[DATA — start]
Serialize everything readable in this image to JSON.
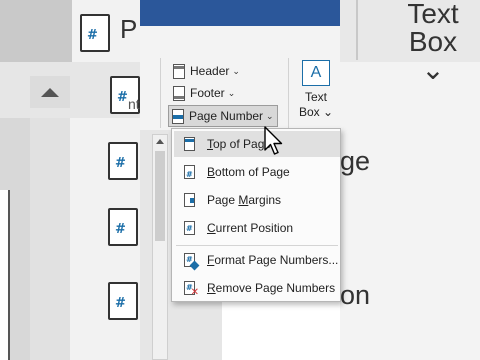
{
  "background_left": {
    "partial_text": "nt",
    "big_letter": "P"
  },
  "background_right": {
    "top_label_line1": "Text",
    "top_label_line2": "Box ⌄",
    "fragment_mid": "ge",
    "fragment_bottom": "on"
  },
  "ribbon": {
    "header_label": "Header",
    "footer_label": "Footer",
    "page_number_label": "Page Number",
    "textbox_line1": "Text",
    "textbox_line2": "Box ⌄",
    "textbox_icon": "A",
    "chevron": "⌄"
  },
  "menu": {
    "items": [
      {
        "pre": "",
        "u": "T",
        "post": "op of Page",
        "icon": "page-top-icon"
      },
      {
        "pre": "",
        "u": "B",
        "post": "ottom of Page",
        "icon": "page-bottom-icon"
      },
      {
        "pre": "Page ",
        "u": "M",
        "post": "argins",
        "icon": "page-margins-icon"
      },
      {
        "pre": "",
        "u": "C",
        "post": "urrent Position",
        "icon": "current-position-icon"
      },
      {
        "pre": "",
        "u": "F",
        "post": "ormat Page Numbers...",
        "icon": "format-page-numbers-icon"
      },
      {
        "pre": "",
        "u": "R",
        "post": "emove Page Numbers",
        "icon": "remove-page-numbers-icon"
      }
    ]
  },
  "colors": {
    "accent": "#1b6ea8",
    "title_bar": "#2b579a",
    "remove_red": "#d13438"
  }
}
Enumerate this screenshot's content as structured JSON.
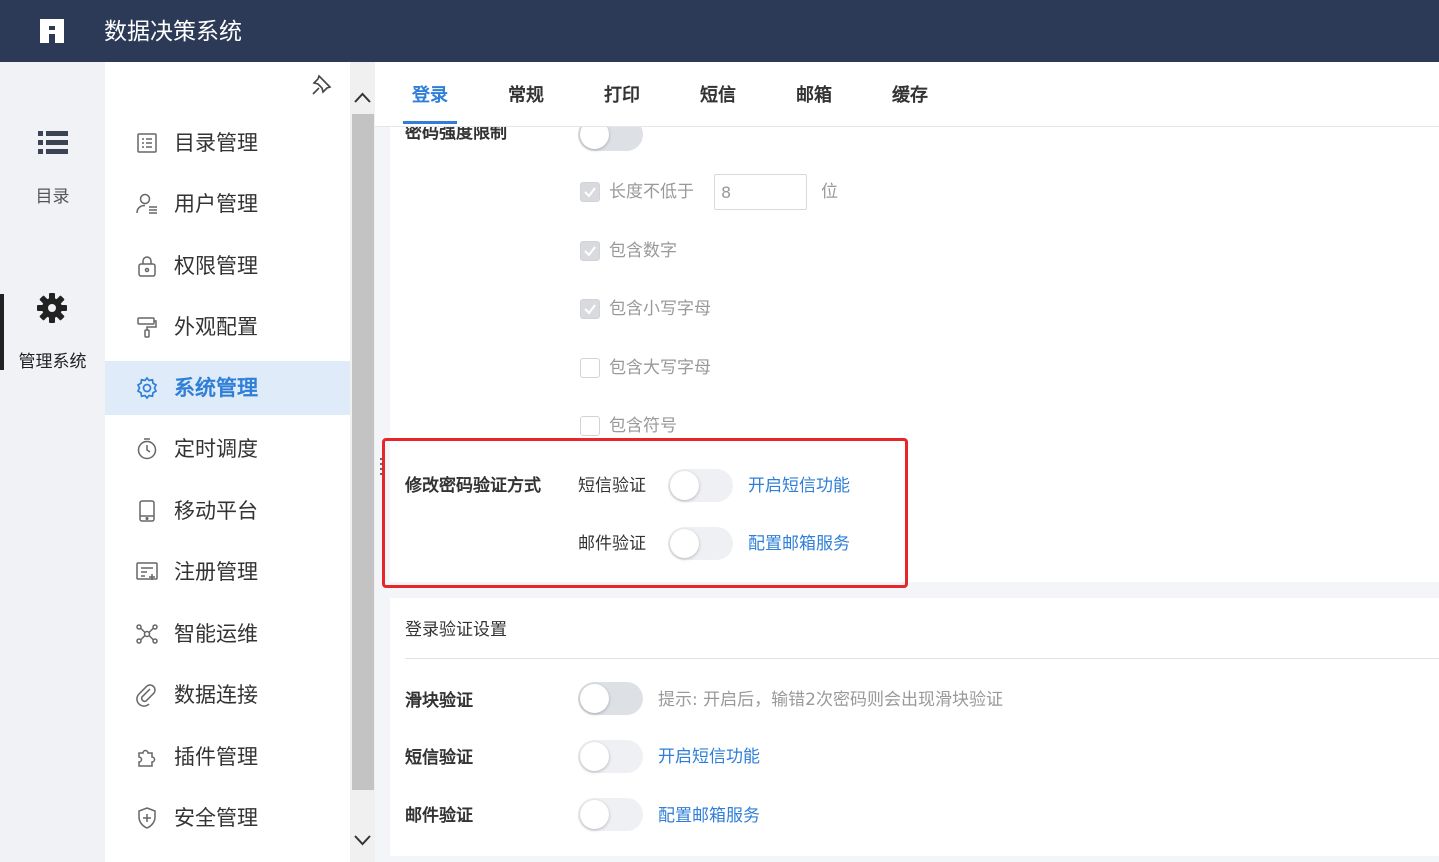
{
  "header": {
    "title": "数据决策系统",
    "logo_icon": "fine-logo"
  },
  "rail": [
    {
      "label": "目录",
      "icon": "list-icon",
      "active": false
    },
    {
      "label": "管理系统",
      "icon": "gear-icon",
      "active": true
    }
  ],
  "sidebar": {
    "items": [
      {
        "label": "目录管理",
        "icon": "catalog-icon"
      },
      {
        "label": "用户管理",
        "icon": "user-icon"
      },
      {
        "label": "权限管理",
        "icon": "lock-icon"
      },
      {
        "label": "外观配置",
        "icon": "paint-roller-icon"
      },
      {
        "label": "系统管理",
        "icon": "settings-icon",
        "active": true
      },
      {
        "label": "定时调度",
        "icon": "timer-icon"
      },
      {
        "label": "移动平台",
        "icon": "mobile-icon"
      },
      {
        "label": "注册管理",
        "icon": "register-icon"
      },
      {
        "label": "智能运维",
        "icon": "ops-icon"
      },
      {
        "label": "数据连接",
        "icon": "link-icon"
      },
      {
        "label": "插件管理",
        "icon": "plugin-icon"
      },
      {
        "label": "安全管理",
        "icon": "shield-icon"
      }
    ]
  },
  "tabs": [
    {
      "label": "登录",
      "active": true
    },
    {
      "label": "常规"
    },
    {
      "label": "打印"
    },
    {
      "label": "短信"
    },
    {
      "label": "邮箱"
    },
    {
      "label": "缓存"
    }
  ],
  "password": {
    "strength_label": "密码强度限制",
    "min_length_label": "长度不低于",
    "min_length_value": "8",
    "min_length_unit": "位",
    "rules": [
      {
        "label": "包含数字",
        "checked": true
      },
      {
        "label": "包含小写字母",
        "checked": true
      },
      {
        "label": "包含大写字母",
        "checked": false
      },
      {
        "label": "包含符号",
        "checked": false
      }
    ],
    "verify_label": "修改密码验证方式",
    "verify_sms_label": "短信验证",
    "verify_sms_link": "开启短信功能",
    "verify_mail_label": "邮件验证",
    "verify_mail_link": "配置邮箱服务"
  },
  "login_verify": {
    "title": "登录验证设置",
    "slider_label": "滑块验证",
    "slider_hint": "提示: 开启后，输错2次密码则会出现滑块验证",
    "sms_label": "短信验证",
    "sms_link": "开启短信功能",
    "mail_label": "邮件验证",
    "mail_link": "配置邮箱服务"
  },
  "colors": {
    "header_bg": "#2c3a57",
    "accent": "#2f7fd8",
    "highlight": "#e8262a"
  }
}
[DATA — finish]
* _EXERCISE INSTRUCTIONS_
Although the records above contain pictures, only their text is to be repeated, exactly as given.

* _TASK SOLUTION_
Serialize everything readable in this image to JSON.
{
  "background_left": {
    "partial_text": "nt",
    "big_letter": "P"
  },
  "background_right": {
    "top_label_line1": "Text",
    "top_label_line2": "Box ⌄",
    "fragment_mid": "ge",
    "fragment_bottom": "on"
  },
  "ribbon": {
    "header_label": "Header",
    "footer_label": "Footer",
    "page_number_label": "Page Number",
    "textbox_line1": "Text",
    "textbox_line2": "Box ⌄",
    "textbox_icon": "A",
    "chevron": "⌄"
  },
  "menu": {
    "items": [
      {
        "pre": "",
        "u": "T",
        "post": "op of Page",
        "icon": "page-top-icon"
      },
      {
        "pre": "",
        "u": "B",
        "post": "ottom of Page",
        "icon": "page-bottom-icon"
      },
      {
        "pre": "Page ",
        "u": "M",
        "post": "argins",
        "icon": "page-margins-icon"
      },
      {
        "pre": "",
        "u": "C",
        "post": "urrent Position",
        "icon": "current-position-icon"
      },
      {
        "pre": "",
        "u": "F",
        "post": "ormat Page Numbers...",
        "icon": "format-page-numbers-icon"
      },
      {
        "pre": "",
        "u": "R",
        "post": "emove Page Numbers",
        "icon": "remove-page-numbers-icon"
      }
    ]
  },
  "colors": {
    "accent": "#1b6ea8",
    "title_bar": "#2b579a",
    "remove_red": "#d13438"
  }
}
Enumerate this screenshot's content as structured JSON.
{
  "header": {
    "title": "数据决策系统",
    "logo_icon": "fine-logo"
  },
  "rail": [
    {
      "label": "目录",
      "icon": "list-icon",
      "active": false
    },
    {
      "label": "管理系统",
      "icon": "gear-icon",
      "active": true
    }
  ],
  "sidebar": {
    "items": [
      {
        "label": "目录管理",
        "icon": "catalog-icon"
      },
      {
        "label": "用户管理",
        "icon": "user-icon"
      },
      {
        "label": "权限管理",
        "icon": "lock-icon"
      },
      {
        "label": "外观配置",
        "icon": "paint-roller-icon"
      },
      {
        "label": "系统管理",
        "icon": "settings-icon",
        "active": true
      },
      {
        "label": "定时调度",
        "icon": "timer-icon"
      },
      {
        "label": "移动平台",
        "icon": "mobile-icon"
      },
      {
        "label": "注册管理",
        "icon": "register-icon"
      },
      {
        "label": "智能运维",
        "icon": "ops-icon"
      },
      {
        "label": "数据连接",
        "icon": "link-icon"
      },
      {
        "label": "插件管理",
        "icon": "plugin-icon"
      },
      {
        "label": "安全管理",
        "icon": "shield-icon"
      }
    ]
  },
  "tabs": [
    {
      "label": "登录",
      "active": true
    },
    {
      "label": "常规"
    },
    {
      "label": "打印"
    },
    {
      "label": "短信"
    },
    {
      "label": "邮箱"
    },
    {
      "label": "缓存"
    }
  ],
  "password": {
    "strength_label": "密码强度限制",
    "min_length_label": "长度不低于",
    "min_length_value": "8",
    "min_length_unit": "位",
    "rules": [
      {
        "label": "包含数字",
        "checked": true
      },
      {
        "label": "包含小写字母",
        "checked": true
      },
      {
        "label": "包含大写字母",
        "checked": false
      },
      {
        "label": "包含符号",
        "checked": false
      }
    ],
    "verify_label": "修改密码验证方式",
    "verify_sms_label": "短信验证",
    "verify_sms_link": "开启短信功能",
    "verify_mail_label": "邮件验证",
    "verify_mail_link": "配置邮箱服务"
  },
  "login_verify": {
    "title": "登录验证设置",
    "slider_label": "滑块验证",
    "slider_hint": "提示: 开启后，输错2次密码则会出现滑块验证",
    "sms_label": "短信验证",
    "sms_link": "开启短信功能",
    "mail_label": "邮件验证",
    "mail_link": "配置邮箱服务"
  },
  "colors": {
    "header_bg": "#2c3a57",
    "accent": "#2f7fd8",
    "highlight": "#e8262a"
  }
}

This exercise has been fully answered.